A farm in rural Kentucky. Father Jeremiah and daughter Sarah squabble together like young puppies. Over crisp, verdant images of nature, of animals, streams and puddles, a mysterious, sensual female voice tells of her lover, who may be a person or may be the whole world. Enter Akin, there to help out for the summer. He’s left his wife and child at home – and taken off his wedding ring as a precaution. Soon the three of them are circling each other, watching, feeling watched and knowing that their watching is not going unwatched. Within this atmosphere, a charged romance develops between Sarah and Akin that carries both an erotic tension and vague feeling of menace. When Akin’s wife Drew comes for a visit, the situation explodes, harmless fantasies giving way to a violent nightmare.

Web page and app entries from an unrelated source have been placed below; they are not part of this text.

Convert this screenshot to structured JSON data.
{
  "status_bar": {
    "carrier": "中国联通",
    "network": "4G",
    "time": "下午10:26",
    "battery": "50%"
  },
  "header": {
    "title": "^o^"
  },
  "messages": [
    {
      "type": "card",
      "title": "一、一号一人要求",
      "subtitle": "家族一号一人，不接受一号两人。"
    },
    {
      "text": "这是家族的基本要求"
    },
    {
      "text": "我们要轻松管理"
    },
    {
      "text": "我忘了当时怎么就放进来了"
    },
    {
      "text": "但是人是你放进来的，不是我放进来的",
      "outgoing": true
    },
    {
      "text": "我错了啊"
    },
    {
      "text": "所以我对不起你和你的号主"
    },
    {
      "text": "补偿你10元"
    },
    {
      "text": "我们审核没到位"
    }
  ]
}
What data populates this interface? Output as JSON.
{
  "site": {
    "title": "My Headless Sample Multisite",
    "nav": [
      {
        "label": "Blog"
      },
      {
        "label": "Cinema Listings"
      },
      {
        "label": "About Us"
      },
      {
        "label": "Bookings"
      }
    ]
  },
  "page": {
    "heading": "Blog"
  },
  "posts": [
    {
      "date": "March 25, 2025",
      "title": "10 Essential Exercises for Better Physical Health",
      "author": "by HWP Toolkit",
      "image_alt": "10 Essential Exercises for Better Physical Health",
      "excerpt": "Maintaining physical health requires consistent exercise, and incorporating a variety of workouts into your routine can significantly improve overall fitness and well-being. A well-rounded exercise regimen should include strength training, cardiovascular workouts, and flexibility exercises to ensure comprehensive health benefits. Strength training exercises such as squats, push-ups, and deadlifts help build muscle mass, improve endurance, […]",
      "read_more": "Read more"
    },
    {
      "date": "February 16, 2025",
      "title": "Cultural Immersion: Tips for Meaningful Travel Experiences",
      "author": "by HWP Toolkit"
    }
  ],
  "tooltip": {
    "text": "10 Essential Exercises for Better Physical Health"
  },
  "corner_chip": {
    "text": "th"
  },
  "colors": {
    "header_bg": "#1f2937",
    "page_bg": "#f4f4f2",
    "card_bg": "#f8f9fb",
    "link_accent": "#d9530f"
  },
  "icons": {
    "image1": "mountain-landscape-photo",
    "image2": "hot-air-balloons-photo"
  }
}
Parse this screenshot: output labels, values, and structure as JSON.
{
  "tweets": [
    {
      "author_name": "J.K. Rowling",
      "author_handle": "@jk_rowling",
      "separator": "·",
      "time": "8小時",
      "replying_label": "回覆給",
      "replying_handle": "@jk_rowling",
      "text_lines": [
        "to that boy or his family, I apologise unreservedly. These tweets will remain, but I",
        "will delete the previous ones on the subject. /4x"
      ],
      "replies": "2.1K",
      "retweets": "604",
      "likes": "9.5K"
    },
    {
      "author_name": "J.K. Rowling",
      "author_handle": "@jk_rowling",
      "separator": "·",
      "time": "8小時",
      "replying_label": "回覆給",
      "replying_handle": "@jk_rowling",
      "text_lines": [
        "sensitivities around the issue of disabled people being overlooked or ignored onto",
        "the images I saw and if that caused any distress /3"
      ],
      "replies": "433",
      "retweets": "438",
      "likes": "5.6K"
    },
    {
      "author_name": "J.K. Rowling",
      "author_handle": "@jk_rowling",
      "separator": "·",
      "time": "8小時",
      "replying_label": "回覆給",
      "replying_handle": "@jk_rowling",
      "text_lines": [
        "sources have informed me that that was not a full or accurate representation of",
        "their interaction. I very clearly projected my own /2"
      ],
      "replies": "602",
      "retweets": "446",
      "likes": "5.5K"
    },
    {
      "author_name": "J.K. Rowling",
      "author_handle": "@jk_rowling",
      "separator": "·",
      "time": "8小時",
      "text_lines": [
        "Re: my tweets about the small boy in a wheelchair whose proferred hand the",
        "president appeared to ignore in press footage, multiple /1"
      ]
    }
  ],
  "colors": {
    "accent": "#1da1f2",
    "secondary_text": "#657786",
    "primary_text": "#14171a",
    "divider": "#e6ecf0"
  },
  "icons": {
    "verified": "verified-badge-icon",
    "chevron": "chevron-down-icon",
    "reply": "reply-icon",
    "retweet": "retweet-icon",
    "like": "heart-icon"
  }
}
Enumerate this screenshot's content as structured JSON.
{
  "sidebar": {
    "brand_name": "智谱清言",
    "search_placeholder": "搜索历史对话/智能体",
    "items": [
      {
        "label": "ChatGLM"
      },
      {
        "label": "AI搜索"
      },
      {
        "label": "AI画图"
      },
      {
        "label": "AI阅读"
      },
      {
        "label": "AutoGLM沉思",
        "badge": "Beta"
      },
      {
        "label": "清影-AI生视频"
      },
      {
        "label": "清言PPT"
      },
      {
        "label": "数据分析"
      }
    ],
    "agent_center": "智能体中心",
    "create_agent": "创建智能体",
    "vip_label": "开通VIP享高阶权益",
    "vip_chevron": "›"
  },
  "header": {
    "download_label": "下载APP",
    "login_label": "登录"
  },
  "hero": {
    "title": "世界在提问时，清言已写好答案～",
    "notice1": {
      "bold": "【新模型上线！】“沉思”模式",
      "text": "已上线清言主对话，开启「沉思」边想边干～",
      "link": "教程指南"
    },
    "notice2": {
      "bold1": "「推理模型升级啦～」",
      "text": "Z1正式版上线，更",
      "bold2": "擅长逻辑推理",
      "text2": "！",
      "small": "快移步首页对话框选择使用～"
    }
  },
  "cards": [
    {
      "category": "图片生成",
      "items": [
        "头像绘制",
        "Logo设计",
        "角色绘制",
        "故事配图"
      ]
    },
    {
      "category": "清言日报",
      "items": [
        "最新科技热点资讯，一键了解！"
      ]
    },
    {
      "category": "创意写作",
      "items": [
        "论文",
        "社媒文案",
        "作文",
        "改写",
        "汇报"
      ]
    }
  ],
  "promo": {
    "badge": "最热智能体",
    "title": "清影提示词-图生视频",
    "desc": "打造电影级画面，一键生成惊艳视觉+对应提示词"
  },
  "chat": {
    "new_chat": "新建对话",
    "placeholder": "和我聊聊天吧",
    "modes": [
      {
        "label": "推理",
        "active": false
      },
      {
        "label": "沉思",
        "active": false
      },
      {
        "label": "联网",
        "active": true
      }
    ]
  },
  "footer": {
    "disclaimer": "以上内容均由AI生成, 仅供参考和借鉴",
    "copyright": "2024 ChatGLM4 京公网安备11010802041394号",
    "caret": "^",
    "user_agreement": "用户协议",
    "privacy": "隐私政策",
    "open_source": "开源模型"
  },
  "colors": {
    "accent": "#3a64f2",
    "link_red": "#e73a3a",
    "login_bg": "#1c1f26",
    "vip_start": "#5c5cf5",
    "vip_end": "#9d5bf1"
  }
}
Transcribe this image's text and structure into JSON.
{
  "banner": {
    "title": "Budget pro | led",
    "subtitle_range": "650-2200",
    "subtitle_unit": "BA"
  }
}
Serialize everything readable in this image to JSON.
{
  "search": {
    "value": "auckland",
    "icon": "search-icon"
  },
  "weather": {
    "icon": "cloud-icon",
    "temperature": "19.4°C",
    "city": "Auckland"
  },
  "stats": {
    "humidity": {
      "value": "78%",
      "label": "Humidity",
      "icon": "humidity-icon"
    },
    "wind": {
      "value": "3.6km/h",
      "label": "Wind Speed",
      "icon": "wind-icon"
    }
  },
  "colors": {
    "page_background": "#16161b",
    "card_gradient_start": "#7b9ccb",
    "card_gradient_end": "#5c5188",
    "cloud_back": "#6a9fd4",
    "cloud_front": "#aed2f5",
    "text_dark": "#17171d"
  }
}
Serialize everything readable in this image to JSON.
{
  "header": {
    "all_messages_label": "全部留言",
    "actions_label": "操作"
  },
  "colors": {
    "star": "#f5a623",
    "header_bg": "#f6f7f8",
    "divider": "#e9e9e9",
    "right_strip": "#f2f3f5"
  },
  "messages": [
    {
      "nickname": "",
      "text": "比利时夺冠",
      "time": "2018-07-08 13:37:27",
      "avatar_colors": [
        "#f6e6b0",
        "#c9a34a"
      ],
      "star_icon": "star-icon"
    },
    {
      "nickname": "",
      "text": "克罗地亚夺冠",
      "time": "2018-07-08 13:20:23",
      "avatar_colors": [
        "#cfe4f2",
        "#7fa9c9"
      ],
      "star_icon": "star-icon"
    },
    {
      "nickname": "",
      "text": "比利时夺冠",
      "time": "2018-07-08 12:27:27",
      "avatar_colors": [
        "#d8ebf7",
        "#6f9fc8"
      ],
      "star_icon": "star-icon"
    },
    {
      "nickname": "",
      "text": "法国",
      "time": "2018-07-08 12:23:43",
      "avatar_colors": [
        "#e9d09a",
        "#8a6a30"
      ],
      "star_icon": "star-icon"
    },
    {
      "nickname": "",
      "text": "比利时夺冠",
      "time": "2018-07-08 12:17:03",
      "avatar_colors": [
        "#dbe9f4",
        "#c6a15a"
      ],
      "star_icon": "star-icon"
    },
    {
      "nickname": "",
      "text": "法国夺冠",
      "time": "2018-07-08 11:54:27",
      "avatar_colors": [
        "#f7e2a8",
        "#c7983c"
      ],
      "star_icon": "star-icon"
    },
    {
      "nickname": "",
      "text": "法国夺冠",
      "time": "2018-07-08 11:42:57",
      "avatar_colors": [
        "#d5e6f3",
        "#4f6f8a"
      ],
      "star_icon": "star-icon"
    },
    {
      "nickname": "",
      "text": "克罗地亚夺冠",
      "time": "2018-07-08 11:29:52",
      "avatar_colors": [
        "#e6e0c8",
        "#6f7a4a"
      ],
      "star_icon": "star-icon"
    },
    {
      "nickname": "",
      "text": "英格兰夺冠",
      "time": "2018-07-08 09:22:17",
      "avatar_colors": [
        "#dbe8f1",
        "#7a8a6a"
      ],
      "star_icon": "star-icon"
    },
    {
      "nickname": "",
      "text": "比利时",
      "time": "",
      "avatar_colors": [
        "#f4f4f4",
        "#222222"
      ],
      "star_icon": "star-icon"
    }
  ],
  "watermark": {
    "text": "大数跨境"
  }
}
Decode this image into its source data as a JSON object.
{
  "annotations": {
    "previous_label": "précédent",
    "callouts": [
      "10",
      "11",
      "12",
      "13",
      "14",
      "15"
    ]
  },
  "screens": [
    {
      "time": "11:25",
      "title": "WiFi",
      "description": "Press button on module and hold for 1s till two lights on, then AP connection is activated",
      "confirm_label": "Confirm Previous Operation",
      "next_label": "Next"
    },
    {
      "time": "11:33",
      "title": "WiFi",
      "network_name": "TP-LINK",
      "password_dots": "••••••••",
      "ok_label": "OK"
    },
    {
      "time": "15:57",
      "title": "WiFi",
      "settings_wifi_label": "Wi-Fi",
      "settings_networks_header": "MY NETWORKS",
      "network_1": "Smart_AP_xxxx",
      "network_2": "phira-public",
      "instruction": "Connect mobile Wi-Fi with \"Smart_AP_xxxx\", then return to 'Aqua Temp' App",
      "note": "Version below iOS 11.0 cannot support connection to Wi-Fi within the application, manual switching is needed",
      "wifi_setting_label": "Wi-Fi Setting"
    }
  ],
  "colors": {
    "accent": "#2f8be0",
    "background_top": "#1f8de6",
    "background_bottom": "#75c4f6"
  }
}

The seductive colours and shallow depth of field of Ashley Connor’s superb camerawork accentuate the ethereal nature of this enigmatic story. Josephine Decker’s second feature lets beauty and horror blithely flirt with one another like two coquettish flowers in the same inviting meadow.